Pecola yearns to be seen as beautiful, therefore longs for getting blue eyes. After a visit to spiritualist, Pecola is deceived to imagine she has the bluest eyes in the universe and would be loved by everyone. Pecola’s parents make love in the presence of their two children. This makes her imagine and believe that if the eyes were blue she would actually choose what to see and what not to see. She only finds refuge near the prostitutes living upstairs as they treat her affectionately (Morrison 69).
Attention shifts from a minor to a major Claudia. It commences with the arrival of Mr. Washington who came to live with Mac Teers. Pecola is also living here as her father had not paid rent for their house and had been jailed. Pecola and Shirley love Shirley Temple while on the contrary Claudia likes neither Shirley nor the white dolls with big blue eyes she received as Christmas gifts each year. The text describes Breedslove’s family apartment and its dilapidated interior conditions. The family members are described as ugly and they were worth it. Claudia and Frieda persevere the winter until a visitor named Maureen comes around to their school.
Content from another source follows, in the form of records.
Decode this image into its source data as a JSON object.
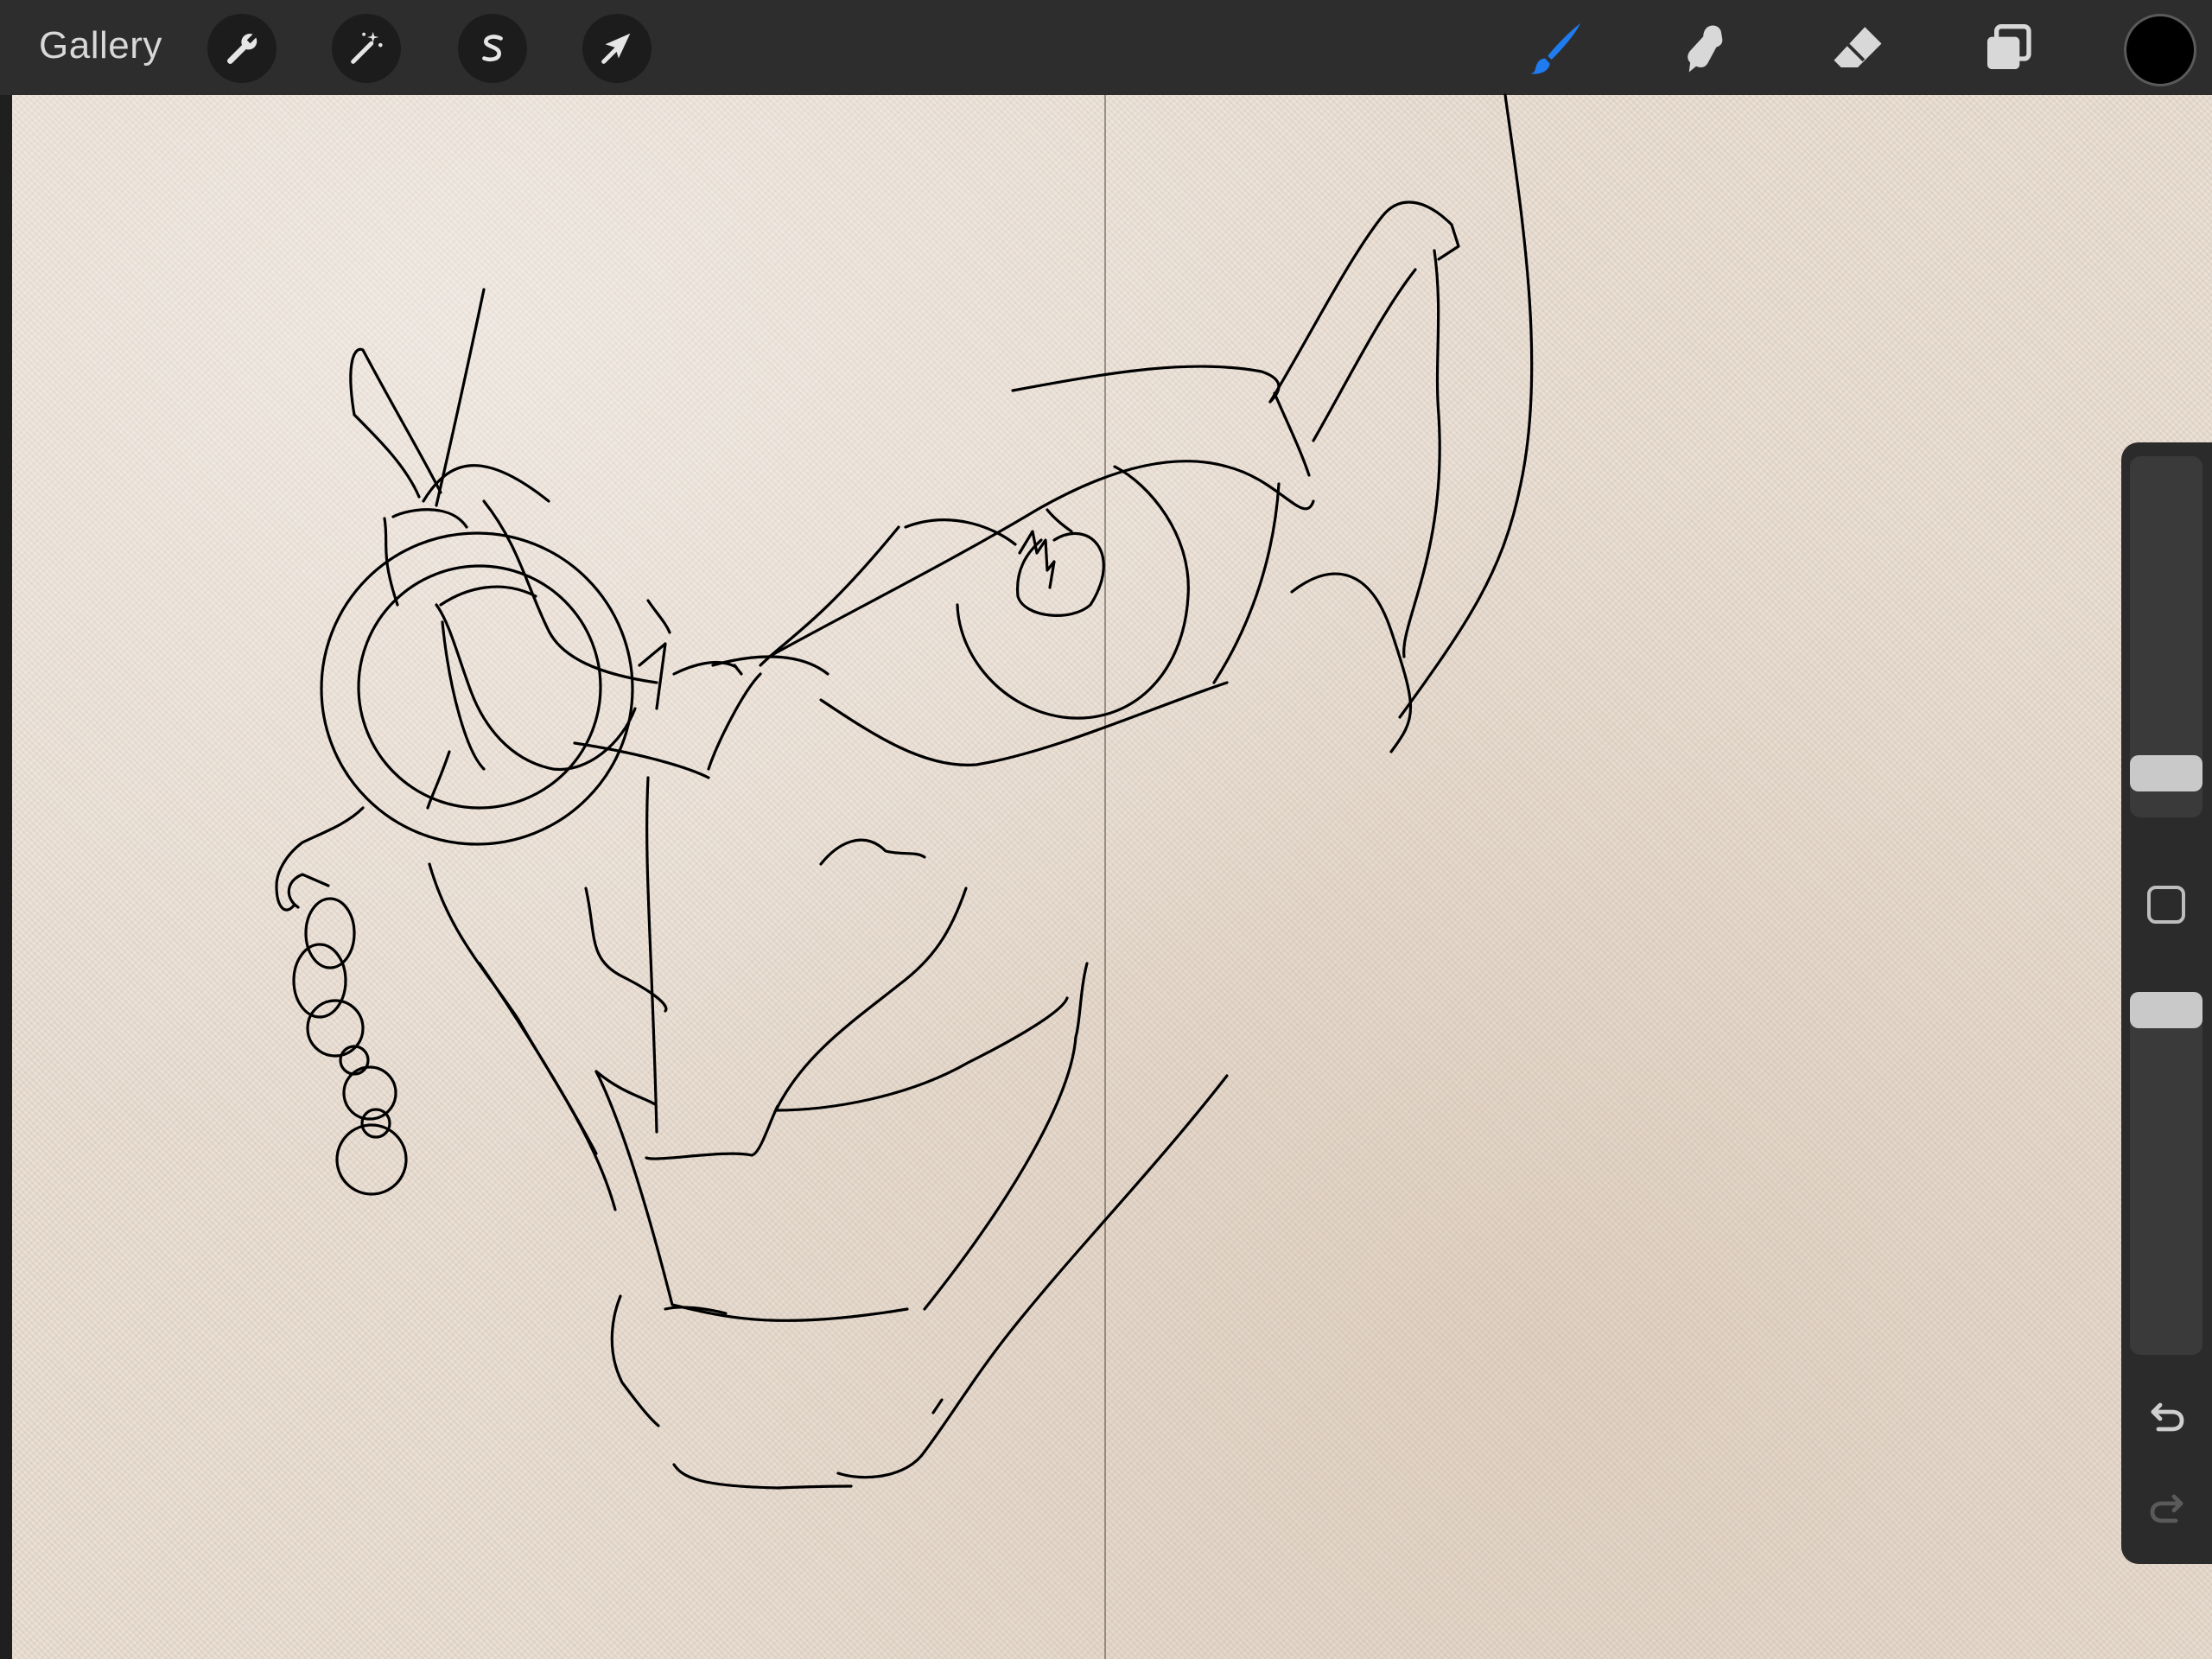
{
  "topbar": {
    "gallery_label": "Gallery",
    "left_tools": [
      "wrench-icon",
      "magic-wand-icon",
      "selection-s-icon",
      "transform-arrow-icon"
    ],
    "right_tools": [
      "brush-icon",
      "smudge-icon",
      "eraser-icon",
      "layers-icon"
    ],
    "active_tool": "brush-icon",
    "active_tool_color": "#1e7bf0",
    "current_color": "#000000"
  },
  "canvas": {
    "paper_color": "#e8ddd2",
    "stroke_color": "#000000"
  },
  "sidebar": {
    "brush_size_level": 0.08,
    "opacity_level": 1.0,
    "undo_icon": "undo-icon",
    "redo_icon": "redo-icon",
    "redo_enabled": false
  }
}
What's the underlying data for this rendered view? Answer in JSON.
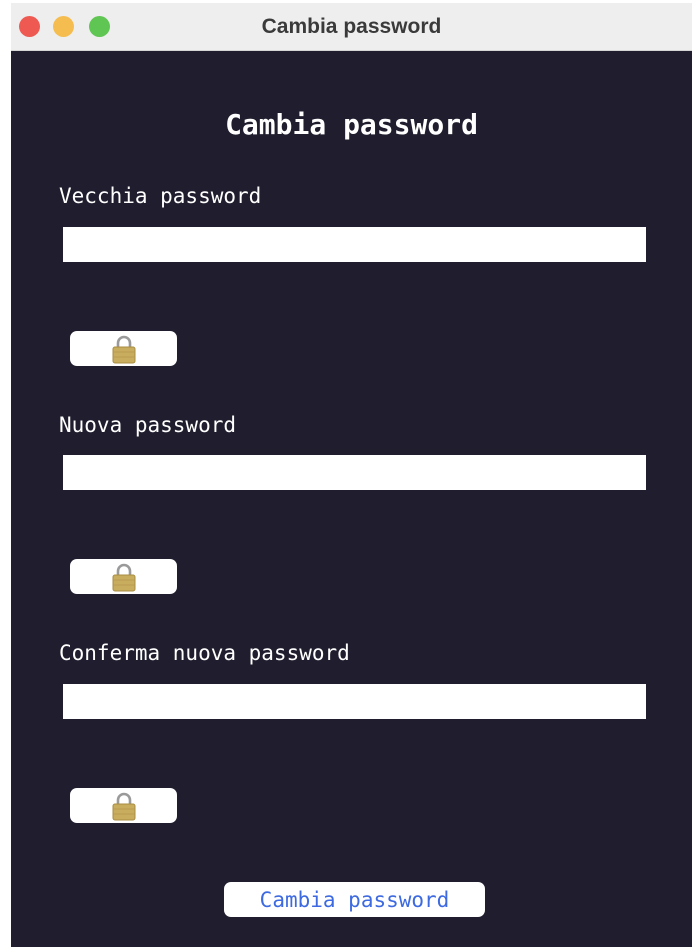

Pecola is the representation of negativity of her community that does not appreciate itself. She is a symbol of poverty from which they are constantly trying to escape from or keep distance from but all their attempts are in vain, thus they remain lodged in it. She represents the desire of knowing another person and separating herself from the truth. The alienation of self as depicted by Pecola occurs because of racial oppression. That causes Pecola’s mother to continually whine and complain over small, insignificant issues. For instance, she really complains when Pecola drinks all the milk until eventually she starts singing. Soaphead in her letter to God tries to clear her mind of the various wrongs she had committed.
Pecola actually tells to her other self about a second instance of rape that happened while she was reading on the couch (Morrison 189). This is symbolically used to illustrate that when a black person tries to learn how to read, he or she imbibes the aesthetics of being white. This was the bringing of poison that destroyed Pecola’s mother and herself because of their desire to have blue eyes.
Morrison is trying to encourage the emergence of a new breed of readers who have some sense of self-respect and oral tradition with an illiterate meaning. The person should not be having a formed mind already set or an imaginative view capable of failing him or her from learning the many lessons woven in her novel. To Morrison, reading and writing are vexed activities equivalent to being a rape victim. The novel is trying to reach out to people and do what Cholly did to Pecola.